OpenOffice – It's free and awesome. I'm writing this doc in it, and I use it for all my spreadsheet stuff to keep track of my marketing costs and results and all that. I've been stressing keeping track of all this stuff, so now's the time for you to get familiar with a spreadsheet program!
Thus ends our look at game related marketing and maintenance. This stuff can be pretty time consuming when you're doing everything by yourself. Ideally down the road I'd like to hire someone to do a lot of this stuff for me. I think a full-time “Marketing Guy” is a good investment once you have the money for it because while this is time consuming it's all very important.
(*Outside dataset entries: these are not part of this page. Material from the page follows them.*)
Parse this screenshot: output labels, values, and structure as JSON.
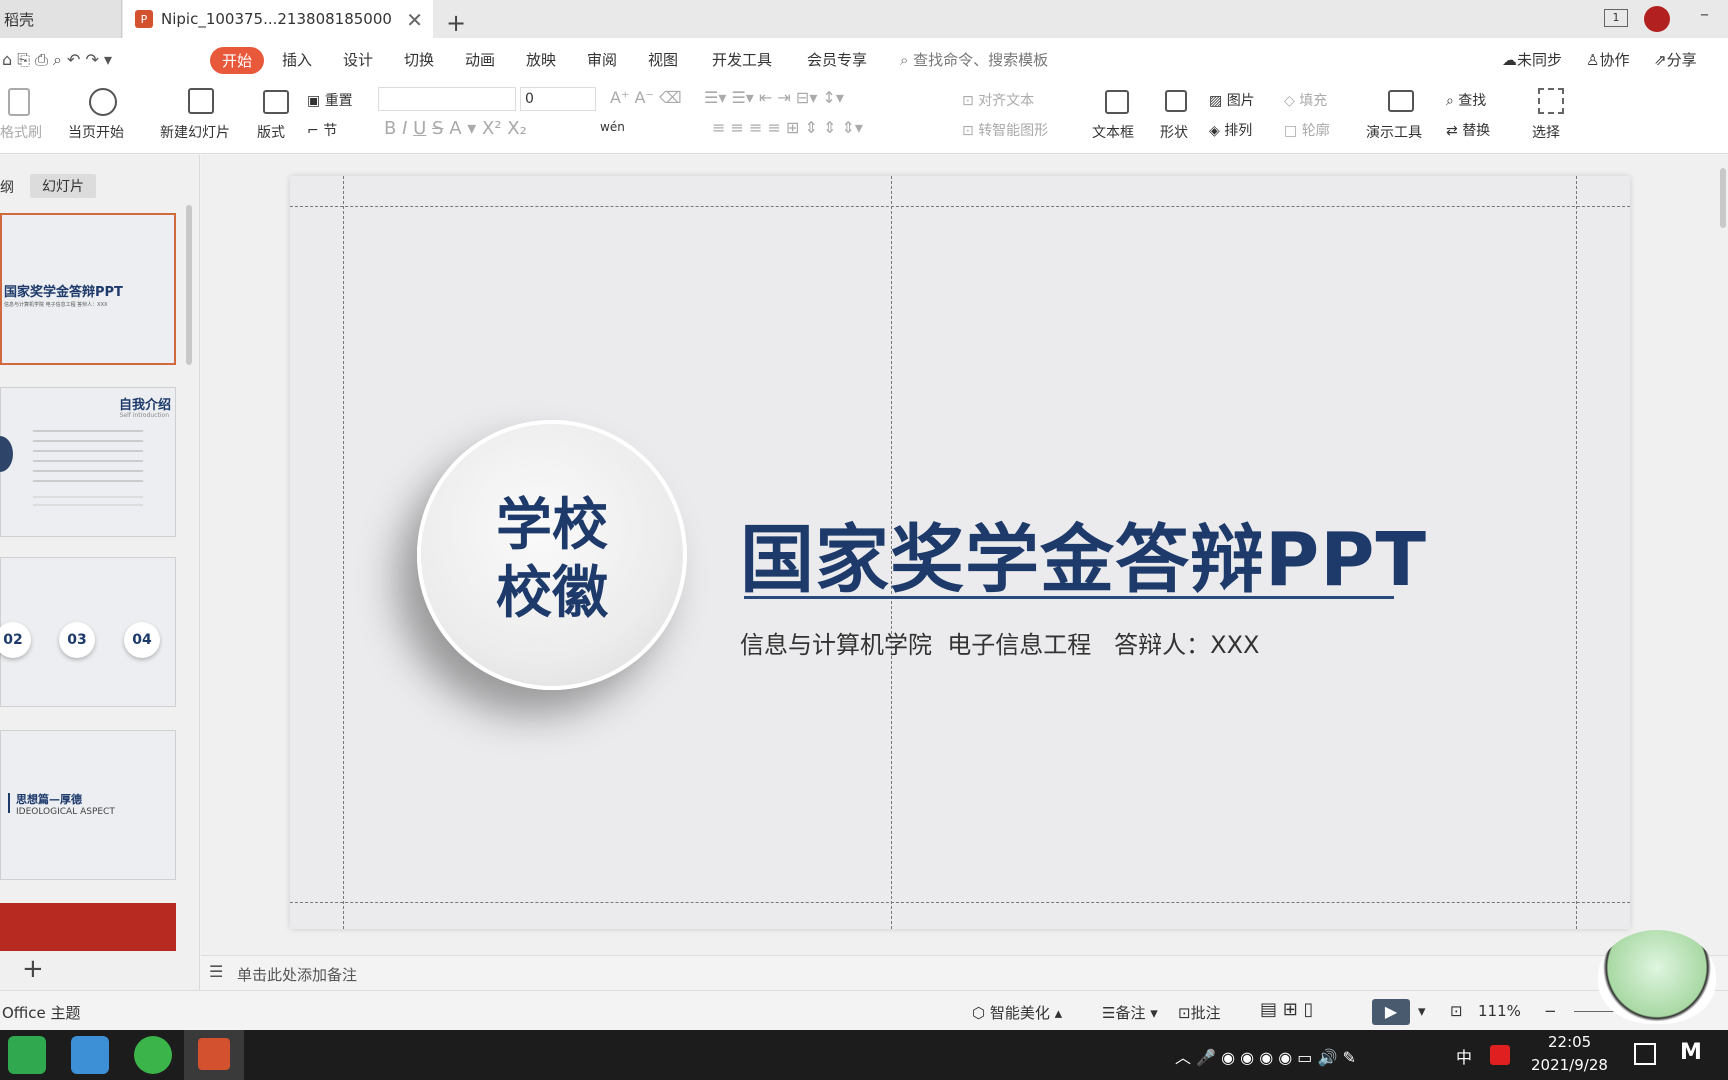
{
  "tabs": {
    "tab1_label": "稻壳",
    "tab2_label": "Nipic_100375...213808185000",
    "tab2_badge": "P",
    "new_tab": "+"
  },
  "window": {
    "page_indicator": "1"
  },
  "menu": {
    "start": "开始",
    "insert": "插入",
    "design": "设计",
    "switch": "切换",
    "animation": "动画",
    "show": "放映",
    "review": "审阅",
    "view": "视图",
    "dev": "开发工具",
    "member": "会员专享",
    "search_placeholder": "查找命令、搜索模板",
    "unsync": "未同步",
    "collab": "协作",
    "share": "分享"
  },
  "ribbon": {
    "format_brush": "格式刷",
    "play_current": "当页开始",
    "new_slide": "新建幻灯片",
    "layout": "版式",
    "reset": "重置",
    "section": "节",
    "font_size": "0",
    "align_text": "对齐文本",
    "smart_shape": "转智能图形",
    "textbox": "文本框",
    "shape": "形状",
    "picture": "图片",
    "arrange": "排列",
    "fill": "填充",
    "outline": "轮廓",
    "present_tool": "演示工具",
    "find": "查找",
    "replace": "替换",
    "select": "选择",
    "wen": "wén"
  },
  "leftpanel": {
    "tab_outline": "纲",
    "tab_slides": "幻灯片",
    "thumb1_title": "国家奖学金答辩PPT",
    "thumb1_sub": "信息与计算机学院 电子信息工程 答辩人：XXX",
    "thumb2_title": "自我介绍",
    "thumb2_sub": "Self introduction",
    "thumb3_nums": [
      "02",
      "03",
      "04"
    ],
    "thumb4_title": "思想篇—厚德",
    "thumb4_sub": "IDEOLOGICAL ASPECT",
    "add_slide": "+"
  },
  "slide": {
    "badge_line1": "学校",
    "badge_line2": "校徽",
    "title": "国家奖学金答辩PPT",
    "subtitle": "信息与计算机学院  电子信息工程   答辩人：XXX"
  },
  "notes": {
    "placeholder": "单击此处添加备注"
  },
  "status": {
    "theme": "Office 主题",
    "beautify": "智能美化",
    "notes": "备注",
    "comment": "批注",
    "zoom": "111%"
  },
  "taskbar": {
    "ime": "中",
    "time": "22:05",
    "date": "2021/9/28"
  },
  "colors": {
    "accent": "#e8583a",
    "title": "#1d3a6b"
  }
}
As soon as you let your web presence die off, people start to move on. You can make a comeback, but it's a lot easier to just pop in now and then and maintain things, and it helps build and keep a loyal community which is vital as an Indie developer these days! ...until you pop out a massive hit game and make it big at which point you can then just randomly vanish whenever you want and become a hermit making random appearances here and there and still ending up on the front page of every news site. :)
Next up is Article IV – Psychology. Before I get into the Optimal Marketing Plan of Article V, I want to sidetrack and talk about the psychological side of being an Indie Developer spending money on marketing because I think it's important to have a strong internal mindset as well as an outer plan to follow. You'll be pushing large amounts of money around, watching your stats rise and fall, dealing with App Store piracy...there's a lot that will blindside you if you aren't prepared for it so I'm hoping the Psychology article will help Indies handle that stuff in a healthy, productive way!